Required action:
In your answer, copy every entry that follows exactly.

[Element data from apps and pages]
● ● ● ●
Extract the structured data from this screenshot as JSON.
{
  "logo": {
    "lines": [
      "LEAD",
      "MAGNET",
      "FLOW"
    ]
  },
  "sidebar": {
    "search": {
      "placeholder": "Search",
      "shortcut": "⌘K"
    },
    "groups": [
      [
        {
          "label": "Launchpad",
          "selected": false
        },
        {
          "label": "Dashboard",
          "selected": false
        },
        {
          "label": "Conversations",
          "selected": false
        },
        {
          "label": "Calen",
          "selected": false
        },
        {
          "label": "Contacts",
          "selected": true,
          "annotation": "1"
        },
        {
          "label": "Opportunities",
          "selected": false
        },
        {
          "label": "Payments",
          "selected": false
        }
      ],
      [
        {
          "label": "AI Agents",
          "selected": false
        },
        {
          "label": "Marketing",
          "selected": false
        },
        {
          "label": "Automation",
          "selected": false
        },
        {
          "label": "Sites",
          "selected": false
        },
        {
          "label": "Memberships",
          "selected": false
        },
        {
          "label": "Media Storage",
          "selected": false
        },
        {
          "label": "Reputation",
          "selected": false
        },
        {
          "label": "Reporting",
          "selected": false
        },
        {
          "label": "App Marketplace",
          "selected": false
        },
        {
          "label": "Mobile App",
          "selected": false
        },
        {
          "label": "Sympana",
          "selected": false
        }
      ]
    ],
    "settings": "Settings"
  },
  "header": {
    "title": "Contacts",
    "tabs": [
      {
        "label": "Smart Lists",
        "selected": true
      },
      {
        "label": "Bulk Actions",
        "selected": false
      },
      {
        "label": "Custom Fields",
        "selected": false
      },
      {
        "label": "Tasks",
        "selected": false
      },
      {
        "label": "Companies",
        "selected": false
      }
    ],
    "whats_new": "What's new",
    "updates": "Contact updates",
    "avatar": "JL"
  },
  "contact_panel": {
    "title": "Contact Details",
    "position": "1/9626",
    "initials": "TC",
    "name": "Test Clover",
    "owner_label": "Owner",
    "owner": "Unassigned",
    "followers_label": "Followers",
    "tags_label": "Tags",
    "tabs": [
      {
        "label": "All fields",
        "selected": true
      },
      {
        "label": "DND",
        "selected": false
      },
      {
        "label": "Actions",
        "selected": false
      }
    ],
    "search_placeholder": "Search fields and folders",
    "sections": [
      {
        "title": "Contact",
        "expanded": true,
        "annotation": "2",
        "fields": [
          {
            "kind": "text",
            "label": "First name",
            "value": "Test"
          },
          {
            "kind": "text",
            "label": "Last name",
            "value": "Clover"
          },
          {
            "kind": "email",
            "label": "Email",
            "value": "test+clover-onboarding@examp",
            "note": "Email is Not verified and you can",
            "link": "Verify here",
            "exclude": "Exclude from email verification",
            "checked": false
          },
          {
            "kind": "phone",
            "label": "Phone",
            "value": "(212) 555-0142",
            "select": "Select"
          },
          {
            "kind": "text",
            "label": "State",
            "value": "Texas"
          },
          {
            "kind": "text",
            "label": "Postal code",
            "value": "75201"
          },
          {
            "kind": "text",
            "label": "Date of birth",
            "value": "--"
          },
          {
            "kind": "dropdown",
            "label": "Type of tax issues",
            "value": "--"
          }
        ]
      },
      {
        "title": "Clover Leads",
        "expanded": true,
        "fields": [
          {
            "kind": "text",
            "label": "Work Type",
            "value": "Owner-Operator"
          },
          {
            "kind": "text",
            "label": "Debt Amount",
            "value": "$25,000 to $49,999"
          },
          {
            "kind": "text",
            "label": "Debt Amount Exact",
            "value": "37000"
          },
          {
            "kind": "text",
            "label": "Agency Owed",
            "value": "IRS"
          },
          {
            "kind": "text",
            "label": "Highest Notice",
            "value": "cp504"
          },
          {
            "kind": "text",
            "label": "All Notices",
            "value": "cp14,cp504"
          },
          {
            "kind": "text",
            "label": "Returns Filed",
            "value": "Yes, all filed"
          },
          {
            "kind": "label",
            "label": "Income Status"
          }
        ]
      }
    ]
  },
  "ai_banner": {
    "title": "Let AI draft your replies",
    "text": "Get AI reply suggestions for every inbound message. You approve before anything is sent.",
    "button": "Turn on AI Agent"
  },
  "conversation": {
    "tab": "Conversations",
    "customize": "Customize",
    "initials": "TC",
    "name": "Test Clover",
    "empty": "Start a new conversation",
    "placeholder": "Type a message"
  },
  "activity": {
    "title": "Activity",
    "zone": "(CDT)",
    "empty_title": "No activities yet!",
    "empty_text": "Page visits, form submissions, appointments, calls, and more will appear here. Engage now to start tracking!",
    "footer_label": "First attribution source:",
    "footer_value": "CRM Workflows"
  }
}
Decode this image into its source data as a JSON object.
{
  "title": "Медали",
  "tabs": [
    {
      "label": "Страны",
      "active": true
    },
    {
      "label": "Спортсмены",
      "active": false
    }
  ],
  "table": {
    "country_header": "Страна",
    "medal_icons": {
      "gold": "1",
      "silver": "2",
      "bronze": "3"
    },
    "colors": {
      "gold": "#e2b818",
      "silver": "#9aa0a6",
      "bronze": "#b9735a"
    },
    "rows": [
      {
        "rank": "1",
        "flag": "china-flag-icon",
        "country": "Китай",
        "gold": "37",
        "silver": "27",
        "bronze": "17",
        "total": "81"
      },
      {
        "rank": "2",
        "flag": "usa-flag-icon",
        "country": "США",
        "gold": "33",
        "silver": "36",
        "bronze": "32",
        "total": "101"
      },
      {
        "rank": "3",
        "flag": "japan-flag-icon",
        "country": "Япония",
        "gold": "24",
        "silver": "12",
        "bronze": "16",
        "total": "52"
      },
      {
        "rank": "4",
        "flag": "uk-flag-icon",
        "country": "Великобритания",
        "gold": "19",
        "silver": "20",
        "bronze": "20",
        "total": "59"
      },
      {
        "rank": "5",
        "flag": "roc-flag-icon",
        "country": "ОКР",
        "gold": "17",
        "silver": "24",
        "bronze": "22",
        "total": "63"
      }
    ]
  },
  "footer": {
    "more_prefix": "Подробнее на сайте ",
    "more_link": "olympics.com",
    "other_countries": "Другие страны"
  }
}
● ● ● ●
Response below:
Extract the structured data from this screenshot as JSON.
{
  "logo": {
    "lines": [
      "LEAD",
      "MAGNET",
      "FLOW"
    ]
  },
  "sidebar": {
    "search": {
      "placeholder": "Search",
      "shortcut": "⌘K"
    },
    "groups": [
      [
        {
          "label": "Launchpad",
          "selected": false
        },
        {
          "label": "Dashboard",
          "selected": false
        },
        {
          "label": "Conversations",
          "selected": false
        },
        {
          "label": "Calen",
          "selected": false
        },
        {
          "label": "Contacts",
          "selected": true,
          "annotation": "1"
        },
        {
          "label": "Opportunities",
          "selected": false
        },
        {
          "label": "Payments",
          "selected": false
        }
      ],
      [
        {
          "label": "AI Agents",
          "selected": false
        },
        {
          "label": "Marketing",
          "selected": false
        },
        {
          "label": "Automation",
          "selected": false
        },
        {
          "label": "Sites",
          "selected": false
        },
        {
          "label": "Memberships",
          "selected": false
        },
        {
          "label": "Media Storage",
          "selected": false
        },
        {
          "label": "Reputation",
          "selected": false
        },
        {
          "label": "Reporting",
          "selected": false
        },
        {
          "label": "App Marketplace",
          "selected": false
        },
        {
          "label": "Mobile App",
          "selected": false
        },
        {
          "label": "Sympana",
          "selected": false
        }
      ]
    ],
    "settings": "Settings"
  },
  "header": {
    "title": "Contacts",
    "tabs": [
      {
        "label": "Smart Lists",
        "selected": true
      },
      {
        "label": "Bulk Actions",
        "selected": false
      },
      {
        "label": "Custom Fields",
        "selected": false
      },
      {
        "label": "Tasks",
        "selected": false
      },
      {
        "label": "Companies",
        "selected": false
      }
    ],
    "whats_new": "What's new",
    "updates": "Contact updates",
    "avatar": "JL"
  },
  "contact_panel": {
    "title": "Contact Details",
    "position": "1/9626",
    "initials": "TC",
    "name": "Test Clover",
    "owner_label": "Owner",
    "owner": "Unassigned",
    "followers_label": "Followers",
    "tags_label": "Tags",
    "tabs": [
      {
        "label": "All fields",
        "selected": true
      },
      {
        "label": "DND",
        "selected": false
      },
      {
        "label": "Actions",
        "selected": false
      }
    ],
    "search_placeholder": "Search fields and folders",
    "sections": [
      {
        "title": "Contact",
        "expanded": true,
        "annotation": "2",
        "fields": [
          {
            "kind": "text",
            "label": "First name",
            "value": "Test"
          },
          {
            "kind": "text",
            "label": "Last name",
            "value": "Clover"
          },
          {
            "kind": "email",
            "label": "Email",
            "value": "test+clover-onboarding@examp",
            "note": "Email is Not verified and you can",
            "link": "Verify here",
            "exclude": "Exclude from email verification",
            "checked": false
          },
          {
            "kind": "phone",
            "label": "Phone",
            "value": "(212) 555-0142",
            "select": "Select"
          },
          {
            "kind": "text",
            "label": "State",
            "value": "Texas"
          },
          {
            "kind": "text",
            "label": "Postal code",
            "value": "75201"
          },
          {
            "kind": "text",
            "label": "Date of birth",
            "value": "--"
          },
          {
            "kind": "dropdown",
            "label": "Type of tax issues",
            "value": "--"
          }
        ]
      },
      {
        "title": "Clover Leads",
        "expanded": true,
        "fields": [
          {
            "kind": "text",
            "label": "Work Type",
            "value": "Owner-Operator"
          },
          {
            "kind": "text",
            "label": "Debt Amount",
            "value": "$25,000 to $49,999"
          },
          {
            "kind": "text",
            "label": "Debt Amount Exact",
            "value": "37000"
          },
          {
            "kind": "text",
            "label": "Agency Owed",
            "value": "IRS"
          },
          {
            "kind": "text",
            "label": "Highest Notice",
            "value": "cp504"
          },
          {
            "kind": "text",
            "label": "All Notices",
            "value": "cp14,cp504"
          },
          {
            "kind": "text",
            "label": "Returns Filed",
            "value": "Yes, all filed"
          },
          {
            "kind": "label",
            "label": "Income Status"
          }
        ]
      }
    ]
  },
  "ai_banner": {
    "title": "Let AI draft your replies",
    "text": "Get AI reply suggestions for every inbound message. You approve before anything is sent.",
    "button": "Turn on AI Agent"
  },
  "conversation": {
    "tab": "Conversations",
    "customize": "Customize",
    "initials": "TC",
    "name": "Test Clover",
    "empty": "Start a new conversation",
    "placeholder": "Type a message"
  },
  "activity": {
    "title": "Activity",
    "zone": "(CDT)",
    "empty_title": "No activities yet!",
    "empty_text": "Page visits, form submissions, appointments, calls, and more will appear here. Engage now to start tracking!",
    "footer_label": "First attribution source:",
    "footer_value": "CRM Workflows"
  }
}
Decode this image into its source data as a JSON object.
{
  "title": "Медали",
  "tabs": [
    {
      "label": "Страны",
      "active": true
    },
    {
      "label": "Спортсмены",
      "active": false
    }
  ],
  "table": {
    "country_header": "Страна",
    "medal_icons": {
      "gold": "1",
      "silver": "2",
      "bronze": "3"
    },
    "colors": {
      "gold": "#e2b818",
      "silver": "#9aa0a6",
      "bronze": "#b9735a"
    },
    "rows": [
      {
        "rank": "1",
        "flag": "china-flag-icon",
        "country": "Китай",
        "gold": "37",
        "silver": "27",
        "bronze": "17",
        "total": "81"
      },
      {
        "rank": "2",
        "flag": "usa-flag-icon",
        "country": "США",
        "gold": "33",
        "silver": "36",
        "bronze": "32",
        "total": "101"
      },
      {
        "rank": "3",
        "flag": "japan-flag-icon",
        "country": "Япония",
        "gold": "24",
        "silver": "12",
        "bronze": "16",
        "total": "52"
      },
      {
        "rank": "4",
        "flag": "uk-flag-icon",
        "country": "Великобритания",
        "gold": "19",
        "silver": "20",
        "bronze": "20",
        "total": "59"
      },
      {
        "rank": "5",
        "flag": "roc-flag-icon",
        "country": "ОКР",
        "gold": "17",
        "silver": "24",
        "bronze": "22",
        "total": "63"
      }
    ]
  },
  "footer": {
    "more_prefix": "Подробнее на сайте ",
    "more_link": "olympics.com",
    "other_countries": "Другие страны"
  }
}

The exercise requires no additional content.